I use that word, welcome, on purpose, because there was one thing in that metropolis which disappointed and indeed disgusted me, and made me yearn for my home in New York. Unsurprisingly, it was the food. For an Argentine brat reared in the United States, used to whole milk and Rice Krispies and perfect catsup on juicy hamburgers and amazing buns, English meals were excruciating. My parents had patiently explained that there was still rationing in this country, that the ravages of war could still be seen in the streets, and when we had gone down into the Tube (“Why do they call it a tube and not a subway, like in Manhattan?”) my father had told me about how the Londoners had sought refuge there during the Blitz. So I was to be on my best behaviour and not complain. But my taste buds knew nothing yet about the aftermath of terror; the days of the Chilean coup and the wanderings and shortages of exile were in a far and entirely unimaginable future, and that sausage I had eagerly bitten into was not a hot dog, but a mixture of sawdust and fat, so that each meal had become an occasion for whining and revulsion.
And then had come a magic evening in Regent’s Park, an open-air performance of A Midsummer Night’s Dream. Shakespeare! I had never seen – let alone read – anything by him, but I was well aware that nobody had done more for the language I had chosen as my own, the English in which – yes, I was already determined to be a writer – I intended to scribble my complete works. My excitement was compounded by a solemn promise from my father: that he would buy me something sweet before the show . . . And there we were, in front of the food stand, queuing up (I had learned that strange word, queue, to stand in line, which the Brits did quite phlegmatically and almost as if they enjoyed it), and there it was, chocolate, more than heavenly for a boy who had for days starved himself rather than swallow the drab and dreary English fare.
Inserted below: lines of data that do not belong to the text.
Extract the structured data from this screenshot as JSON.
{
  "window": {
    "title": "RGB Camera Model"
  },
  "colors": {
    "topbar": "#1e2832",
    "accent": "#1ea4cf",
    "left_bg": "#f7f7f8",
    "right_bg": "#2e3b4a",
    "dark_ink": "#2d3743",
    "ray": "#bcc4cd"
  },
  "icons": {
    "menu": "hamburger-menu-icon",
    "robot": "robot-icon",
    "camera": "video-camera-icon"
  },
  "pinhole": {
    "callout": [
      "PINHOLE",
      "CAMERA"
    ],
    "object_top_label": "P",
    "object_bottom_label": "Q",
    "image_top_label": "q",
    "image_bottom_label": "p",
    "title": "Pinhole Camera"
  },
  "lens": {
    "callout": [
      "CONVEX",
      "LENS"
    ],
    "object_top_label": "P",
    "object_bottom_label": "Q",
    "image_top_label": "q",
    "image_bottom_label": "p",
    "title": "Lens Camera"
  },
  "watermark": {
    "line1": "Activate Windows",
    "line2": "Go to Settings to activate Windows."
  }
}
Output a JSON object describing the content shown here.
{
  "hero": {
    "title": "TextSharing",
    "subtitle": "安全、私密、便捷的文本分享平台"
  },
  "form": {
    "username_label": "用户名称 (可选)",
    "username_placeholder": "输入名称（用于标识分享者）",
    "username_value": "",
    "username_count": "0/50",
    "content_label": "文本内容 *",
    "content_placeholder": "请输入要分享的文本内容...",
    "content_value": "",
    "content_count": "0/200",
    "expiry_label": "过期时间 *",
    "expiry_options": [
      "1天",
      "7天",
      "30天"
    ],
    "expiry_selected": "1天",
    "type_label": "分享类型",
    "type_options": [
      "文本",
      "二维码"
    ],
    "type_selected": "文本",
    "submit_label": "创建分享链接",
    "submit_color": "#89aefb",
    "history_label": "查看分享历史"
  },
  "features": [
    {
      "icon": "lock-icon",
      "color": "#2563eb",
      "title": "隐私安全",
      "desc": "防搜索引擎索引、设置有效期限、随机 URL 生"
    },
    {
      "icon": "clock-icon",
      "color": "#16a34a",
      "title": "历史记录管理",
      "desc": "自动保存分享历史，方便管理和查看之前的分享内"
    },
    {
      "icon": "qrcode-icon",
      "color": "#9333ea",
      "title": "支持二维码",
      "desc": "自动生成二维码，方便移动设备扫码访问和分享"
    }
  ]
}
“Right-o,” said the man who was selling all those goodies, “all I’ll need then is your ration card.” I didn’t understand. I again pushed towards him the coins my dad had deposited in my hand and insisted that what I wanted was that bar of chocolate. The concessionaire was adamant and my mother had to intervene to explain that chocolate on this side of the Atlantic was not for sale and could be obtained only with coupons or tickets, and that each citizen of this isle had the right to one bar of chocolate a month. Before I could express my utter dismay, before I could pout and carp and feel sorry for myself, an elderly English lady who had been waiting in line behind us offered to get me that chocolate out of her own rations. My parents demurred but she was insistent. “I’m delighted,” she said, “to give this to a young American boy. After all you did for our people during the war.” And added, when our thanks became embarrassing: “I’d like him to always think well of us.”
And so it was that my first glorious meeting with Puck and Bottom, with Oberon and Titania, with the foolish lovers asleep and astray in the woods, was sweetened by that other gift, by what my tongue greeted and my throat celebrated and what rejoiced my tummy. In the city where Shakespeare had written those words, “If we shadows have offended,/Think but this – and all is mended”, where human ears had originally listened to those words and applauded them and taken them home and into their hearts, there I was, in the night that was turning chilly, there I was, warmed by the chocolate as much as by the verse and the antics and the actors among the trees.
This memory, then, is all I can offer London in its time of need. That old woman gave me more than a small bar of chocolate as the sun set on Regent’s Park. She provided a glimpse into how she and her people had survived the years of terror, the bombs from above, the streets in rubble, the sirens in the night. I may not have understood it immediately back then, but now what doubt can there be, she is telling me all these years later – that woman who cannot possibly be alive today – she is assuring me from her London, devastated by sorrow and blood, that when death calls all we have is one another and our acts of sheer, deliberate solidarity, all we have is the certainty of our compassion.
Copyright Ariel Dorfman, 2005
Ariel Dorfman’s latest books are Other Septembers, Many Americas (essays) and The Burning City, a novel written with his youngest son, Joaquin